What the task requires: Show all lines below holding the string "this".

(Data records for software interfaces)
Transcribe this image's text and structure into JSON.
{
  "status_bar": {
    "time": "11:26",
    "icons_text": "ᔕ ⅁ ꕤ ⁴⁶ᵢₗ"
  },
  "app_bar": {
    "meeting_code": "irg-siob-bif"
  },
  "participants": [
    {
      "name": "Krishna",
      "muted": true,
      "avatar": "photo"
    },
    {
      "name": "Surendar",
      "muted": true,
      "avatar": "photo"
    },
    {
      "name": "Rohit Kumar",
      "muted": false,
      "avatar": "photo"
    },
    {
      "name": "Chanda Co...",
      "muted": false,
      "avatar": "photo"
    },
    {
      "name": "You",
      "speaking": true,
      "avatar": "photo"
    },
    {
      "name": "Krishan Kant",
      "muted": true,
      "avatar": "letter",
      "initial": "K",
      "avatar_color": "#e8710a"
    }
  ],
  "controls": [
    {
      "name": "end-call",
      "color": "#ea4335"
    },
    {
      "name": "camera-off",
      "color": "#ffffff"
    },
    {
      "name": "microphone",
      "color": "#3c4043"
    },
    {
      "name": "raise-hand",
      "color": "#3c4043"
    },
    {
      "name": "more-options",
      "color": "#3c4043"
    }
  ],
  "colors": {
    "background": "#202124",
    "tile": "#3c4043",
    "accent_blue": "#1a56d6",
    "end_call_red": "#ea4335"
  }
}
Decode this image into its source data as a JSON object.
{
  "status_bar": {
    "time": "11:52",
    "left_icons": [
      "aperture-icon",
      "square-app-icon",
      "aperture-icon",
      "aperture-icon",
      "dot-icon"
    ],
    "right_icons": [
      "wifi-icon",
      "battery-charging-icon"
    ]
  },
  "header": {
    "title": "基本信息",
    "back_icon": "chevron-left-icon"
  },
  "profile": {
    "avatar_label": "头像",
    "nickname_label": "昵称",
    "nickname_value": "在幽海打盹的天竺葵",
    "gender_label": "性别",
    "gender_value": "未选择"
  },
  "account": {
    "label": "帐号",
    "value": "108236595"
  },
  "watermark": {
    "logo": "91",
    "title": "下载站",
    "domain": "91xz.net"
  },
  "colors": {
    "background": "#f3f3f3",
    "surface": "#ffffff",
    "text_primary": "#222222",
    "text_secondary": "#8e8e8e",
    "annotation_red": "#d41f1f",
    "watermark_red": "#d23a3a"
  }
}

Answer to the exercise:
Transcribe this image's text and structure into JSON.
Decode this image into its source data as a JSON object.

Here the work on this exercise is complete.